Amaral Machaculeha Chibeba, from Mozambique, was awarded a PhD fellowship by the Wageningen University in 2012 under the N2Africa Project. The four-year studies were conducted under the supervision of Dr. Maria de Fátima Guimarães from Londrina State University (Brazil), Dr. Mariangela Hungria from Embrapa (Brazil) and Dr. Stephen Kyei-Boahen from IITA (Mozambique) between June 2012 and September 2016. During the last 12 months the awardee worked on revising two articles of his already defended PhD Thesis. Both articles have just been published with open access by Agriculture, Ecosystems & Environment.
Chibeba A.M., Kyei-Boahen, S., de Fátima Guimarães, M., Nogueira, M.A., Hungria, M., 2017. Isolation, characterization and selection of indigenous Bradyrhizobium strains with outstanding symbiotic performance to increase soyabean yields in Mozambique. Agriculture, Ecosystems & Environment, 246, 291–305.
In this article, 105 isolates obtained from nodules of promiscuous soyabean grown at 15 sites in Manica (4), Nampula (2), Tete (6) and Zambézia (3) provinces, in Mozambique, were screened for N2-fixation effectiveness in the greenhouse in Brazil along with five commercial strains. Eighty-seven isolates confirmed the ability to form effective nodules on soyabean and were used for genetic characterization by rep-PCR (BOX) and sequencing of the 16S rRNA gene, and also for symbiotic effectiveness. BOX-PCR fingerprinting revealed remarkable genetic diversity, with 41 clusters formed, considering a similarity level of 65%. The 16S rRNA analysis assigned the isolates to the genera Bradyrhizobium (75%) and Agrobacterium/Rhizobium (25%). Great variability in symbiotic effectiveness was detected among the indigenous rhizobia from Mozambique, with ten isolates performing better than the commercial strain B. diazoefficiens USDA 110, the best reference strain, and 51 isolates with lower performance than all reference strains. Five isolates, three (Moz 4, Moz 19 and Moz 22) belonging to the superclade B. elkanii and two (Moz 27 and Moz 61) assigned to the superclade B. japonicum, consistently showed high symbiotic effectiveness, suggesting that the inoculation with indigenous rhizobia adapted to local conditions represents a possible strategy for increasing soyabean yields in Mozambique. Phylogenetic position of the five elite isolates was confirmed by the MLSA with four protein-coding housekeeping genes, dnaK, glnII, gyrB and recA (Figure 1).

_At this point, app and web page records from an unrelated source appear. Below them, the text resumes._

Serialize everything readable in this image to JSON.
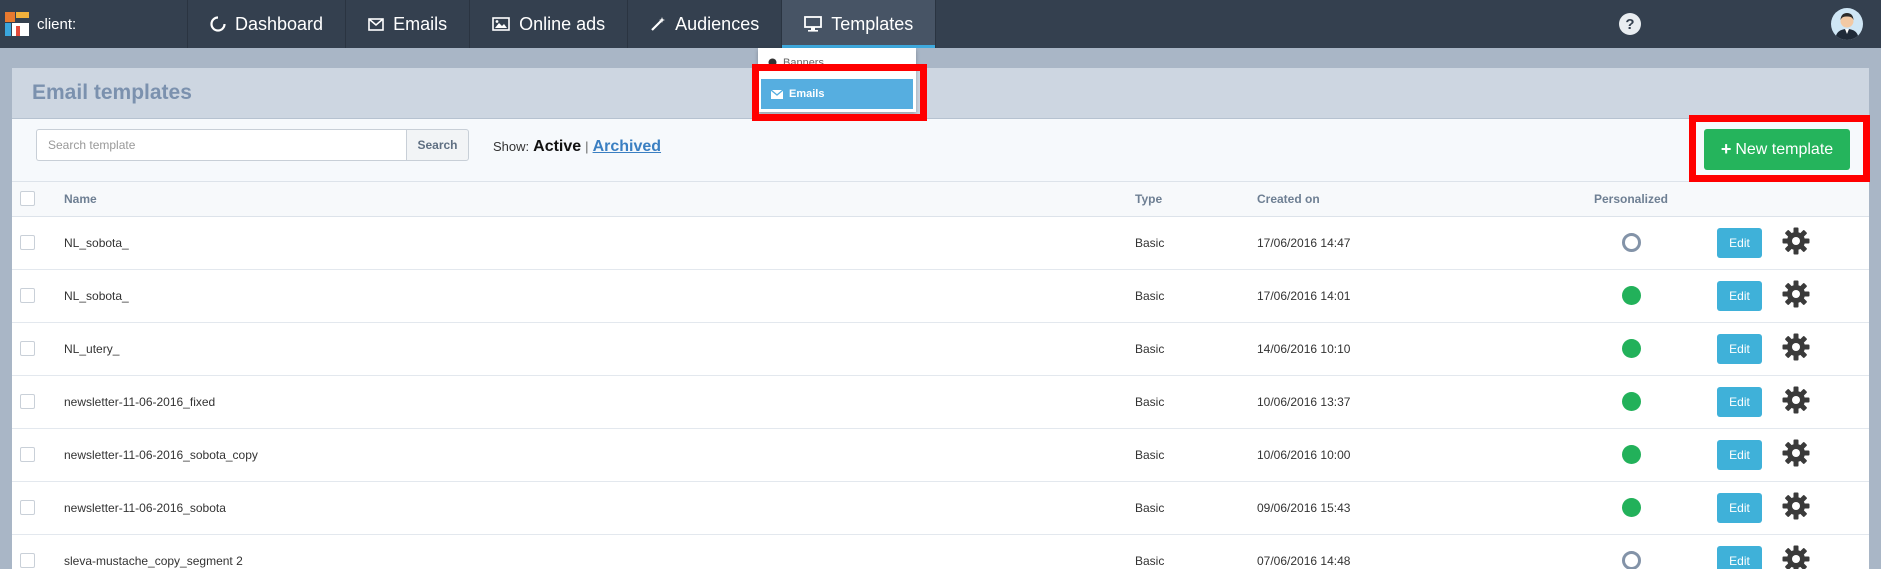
{
  "nav": {
    "client_label": "client:",
    "items": [
      {
        "label": "Dashboard",
        "icon": "loading-circle-icon"
      },
      {
        "label": "Emails",
        "icon": "envelope-icon"
      },
      {
        "label": "Online ads",
        "icon": "image-icon"
      },
      {
        "label": "Audiences",
        "icon": "magic-wand-icon"
      },
      {
        "label": "Templates",
        "icon": "monitor-icon"
      }
    ],
    "help": "?"
  },
  "dropdown": {
    "items": [
      {
        "label": "Banners",
        "icon": "dot-icon"
      },
      {
        "label": "Emails",
        "icon": "envelope-icon"
      }
    ]
  },
  "page": {
    "title": "Email templates"
  },
  "toolbar": {
    "search_placeholder": "Search template",
    "search_button": "Search",
    "show_label": "Show:",
    "active": "Active",
    "separator": "|",
    "archived": "Archived",
    "new_template_plus": "+",
    "new_template": "New template"
  },
  "table": {
    "headers": {
      "name": "Name",
      "type": "Type",
      "created": "Created on",
      "personalized": "Personalized"
    },
    "edit_label": "Edit",
    "rows": [
      {
        "name": "NL_sobota_",
        "type": "Basic",
        "created": "17/06/2016 14:47",
        "personalized": false
      },
      {
        "name": "NL_sobota_",
        "type": "Basic",
        "created": "17/06/2016 14:01",
        "personalized": true
      },
      {
        "name": "NL_utery_",
        "type": "Basic",
        "created": "14/06/2016 10:10",
        "personalized": true
      },
      {
        "name": "newsletter-11-06-2016_fixed",
        "type": "Basic",
        "created": "10/06/2016 13:37",
        "personalized": true
      },
      {
        "name": "newsletter-11-06-2016_sobota_copy",
        "type": "Basic",
        "created": "10/06/2016 10:00",
        "personalized": true
      },
      {
        "name": "newsletter-11-06-2016_sobota",
        "type": "Basic",
        "created": "09/06/2016 15:43",
        "personalized": true
      },
      {
        "name": "sleva-mustache_copy_segment 2",
        "type": "Basic",
        "created": "07/06/2016 14:48",
        "personalized": false
      }
    ]
  },
  "colors": {
    "nav_bg": "#34404f",
    "accent": "#3fa9dd",
    "green": "#25b45c",
    "edit": "#3fb1d9",
    "highlight": "#ff0000"
  }
}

Chibeba A.M., Kyei-Boahen, S., de Fátima Guimarães, M., Nogueira, M.A., Hungria, M., 2017. Feasibility of transference of inoculation-related technologies: A case study of evaluation of soyabean rhizobial strains under the agro-climatic conditions of Brazil and Mozambique. Agriculture, Ecosystems & Environment, online 14 July 2017, In Press, Corrected Proof
|Here, the performance of five strains (four Brazilian and one North American) in the 2013/2014 and 2014/2015 crop seasons in Brazil and Mozambique was evaluated. The experimental areas were located in relatively similar agro-climatic regions and had soyabean nodulating rhizobial population ranging from <<10 to 2 ×105 cells g−1 soil. The treatments were: (1) NI, non-inoculated control with no N-fertilizer; (2) NI + N, non-inoculated control with 200 kg of N ha−1; and inoculated with (3) Bradyrhizobium japonicum SEMIA 5079; (4) B. diazoefficiens SEMIA 5080; (5) B. elkanii SEMIA 587; (6) B. elkanii SEMIA 5019; (7) B. diazoefficiens USDA 110; (8) SEMIA 5079 + 5080. The best inoculation strains across locations and crop seasons in Brazil and Mozambique were SEMIA 5079, SEMIA 5080 and USDA 110 (Figure 2) suggesting that the transference of inoculation technologies between countries is feasible.|
Dr. Chibeba is presently working for IITA – Mozambique, since January 2017, as Postdoctoral Fellow in Agronomy and Soil Microbiology. His main responsibility is to conduct multi-location field trials with the promising indigenous rhizobial isolates identified in Brazil (first trial above) to confirm their potential use in inoculants for soyabean in Mozambique.
Amaral Chibeba, State University of Londrina (UEL), Brazil (Click here for his 2016 update)